Problem details — Which lines in the records below hold the word "상품문의일반상담"? Copy each of them.

Records to process —
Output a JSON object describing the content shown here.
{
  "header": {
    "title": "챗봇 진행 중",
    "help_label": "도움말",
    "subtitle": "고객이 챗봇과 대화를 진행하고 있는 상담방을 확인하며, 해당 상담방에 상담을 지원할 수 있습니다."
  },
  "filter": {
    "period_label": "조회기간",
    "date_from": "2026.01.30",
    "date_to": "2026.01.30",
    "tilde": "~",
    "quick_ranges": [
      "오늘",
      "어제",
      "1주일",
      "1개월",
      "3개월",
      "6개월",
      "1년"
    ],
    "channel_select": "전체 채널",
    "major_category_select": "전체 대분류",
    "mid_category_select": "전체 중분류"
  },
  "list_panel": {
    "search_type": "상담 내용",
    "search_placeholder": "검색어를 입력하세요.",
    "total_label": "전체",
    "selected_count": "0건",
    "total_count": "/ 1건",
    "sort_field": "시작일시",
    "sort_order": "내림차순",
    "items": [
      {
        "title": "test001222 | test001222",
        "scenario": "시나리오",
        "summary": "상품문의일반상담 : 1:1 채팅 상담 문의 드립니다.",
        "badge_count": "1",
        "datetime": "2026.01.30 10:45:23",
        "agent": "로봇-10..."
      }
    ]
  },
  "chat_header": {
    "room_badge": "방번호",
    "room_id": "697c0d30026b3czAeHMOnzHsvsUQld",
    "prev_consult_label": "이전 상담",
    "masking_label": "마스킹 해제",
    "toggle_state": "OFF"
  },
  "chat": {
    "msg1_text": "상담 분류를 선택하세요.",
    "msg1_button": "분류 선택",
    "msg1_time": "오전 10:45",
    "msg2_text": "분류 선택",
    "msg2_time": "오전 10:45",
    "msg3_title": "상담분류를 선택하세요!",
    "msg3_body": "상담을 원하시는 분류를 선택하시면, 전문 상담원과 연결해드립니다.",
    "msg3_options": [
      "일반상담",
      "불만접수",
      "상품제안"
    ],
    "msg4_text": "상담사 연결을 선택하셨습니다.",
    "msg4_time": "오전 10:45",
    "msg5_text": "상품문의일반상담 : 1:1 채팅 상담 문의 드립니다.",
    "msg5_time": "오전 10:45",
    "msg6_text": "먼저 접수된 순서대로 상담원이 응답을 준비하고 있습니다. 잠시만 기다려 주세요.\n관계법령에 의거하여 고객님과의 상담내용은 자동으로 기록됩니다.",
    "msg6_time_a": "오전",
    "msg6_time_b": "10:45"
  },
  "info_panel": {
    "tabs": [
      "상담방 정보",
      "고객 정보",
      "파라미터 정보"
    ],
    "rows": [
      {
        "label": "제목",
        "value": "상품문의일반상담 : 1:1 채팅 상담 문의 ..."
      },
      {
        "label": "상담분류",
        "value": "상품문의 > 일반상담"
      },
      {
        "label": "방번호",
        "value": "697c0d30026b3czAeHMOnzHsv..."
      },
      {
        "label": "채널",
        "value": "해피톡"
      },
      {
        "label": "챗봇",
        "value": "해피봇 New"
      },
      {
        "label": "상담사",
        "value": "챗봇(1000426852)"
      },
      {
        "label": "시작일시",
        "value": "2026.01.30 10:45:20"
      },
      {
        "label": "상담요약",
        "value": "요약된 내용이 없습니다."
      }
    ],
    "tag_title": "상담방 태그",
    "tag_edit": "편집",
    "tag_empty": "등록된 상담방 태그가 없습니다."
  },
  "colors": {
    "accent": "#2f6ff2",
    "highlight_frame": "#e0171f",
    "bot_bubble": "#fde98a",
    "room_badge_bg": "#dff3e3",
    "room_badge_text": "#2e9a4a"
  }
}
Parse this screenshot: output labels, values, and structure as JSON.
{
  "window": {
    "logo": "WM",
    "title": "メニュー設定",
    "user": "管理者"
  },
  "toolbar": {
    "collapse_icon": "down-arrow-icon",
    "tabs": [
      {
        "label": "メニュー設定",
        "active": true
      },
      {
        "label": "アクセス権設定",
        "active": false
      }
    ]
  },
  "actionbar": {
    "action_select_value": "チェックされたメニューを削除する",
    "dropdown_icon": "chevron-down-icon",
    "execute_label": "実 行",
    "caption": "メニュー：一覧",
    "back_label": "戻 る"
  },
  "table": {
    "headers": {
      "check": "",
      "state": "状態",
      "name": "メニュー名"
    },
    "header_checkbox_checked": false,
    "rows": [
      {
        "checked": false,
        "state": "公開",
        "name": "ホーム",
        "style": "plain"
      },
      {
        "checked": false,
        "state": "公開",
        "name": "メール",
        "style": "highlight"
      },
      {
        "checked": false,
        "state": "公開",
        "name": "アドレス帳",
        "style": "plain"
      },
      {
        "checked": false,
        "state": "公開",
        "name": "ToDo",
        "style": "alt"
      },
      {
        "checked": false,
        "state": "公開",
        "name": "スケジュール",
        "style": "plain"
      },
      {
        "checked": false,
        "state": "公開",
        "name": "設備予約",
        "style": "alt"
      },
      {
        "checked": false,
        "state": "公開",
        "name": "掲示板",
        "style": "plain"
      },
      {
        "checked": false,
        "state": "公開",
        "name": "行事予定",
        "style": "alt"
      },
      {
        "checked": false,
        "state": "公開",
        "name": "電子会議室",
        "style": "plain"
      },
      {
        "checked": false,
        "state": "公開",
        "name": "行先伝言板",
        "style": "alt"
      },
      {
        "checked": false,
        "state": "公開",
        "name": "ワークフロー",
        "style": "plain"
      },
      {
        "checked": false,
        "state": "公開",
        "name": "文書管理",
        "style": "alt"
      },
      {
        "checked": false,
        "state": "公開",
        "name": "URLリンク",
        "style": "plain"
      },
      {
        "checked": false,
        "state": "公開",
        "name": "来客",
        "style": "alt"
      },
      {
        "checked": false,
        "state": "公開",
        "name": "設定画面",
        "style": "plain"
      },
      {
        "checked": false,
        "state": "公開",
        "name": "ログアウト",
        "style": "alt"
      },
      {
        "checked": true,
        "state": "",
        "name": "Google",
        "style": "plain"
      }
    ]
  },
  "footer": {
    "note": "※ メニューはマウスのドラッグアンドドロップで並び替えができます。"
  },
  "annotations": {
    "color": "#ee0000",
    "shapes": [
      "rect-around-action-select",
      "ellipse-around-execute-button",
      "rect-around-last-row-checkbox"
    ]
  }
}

Answer section —
        "summary": "상품문의일반상담 : 1:1 채팅 상담 문의 드립니다.",
    "msg5_text": "상품문의일반상담 : 1:1 채팅 상담 문의 드립니다.",
        "value": "상품문의일반상담 : 1:1 채팅 상담 문의 ..."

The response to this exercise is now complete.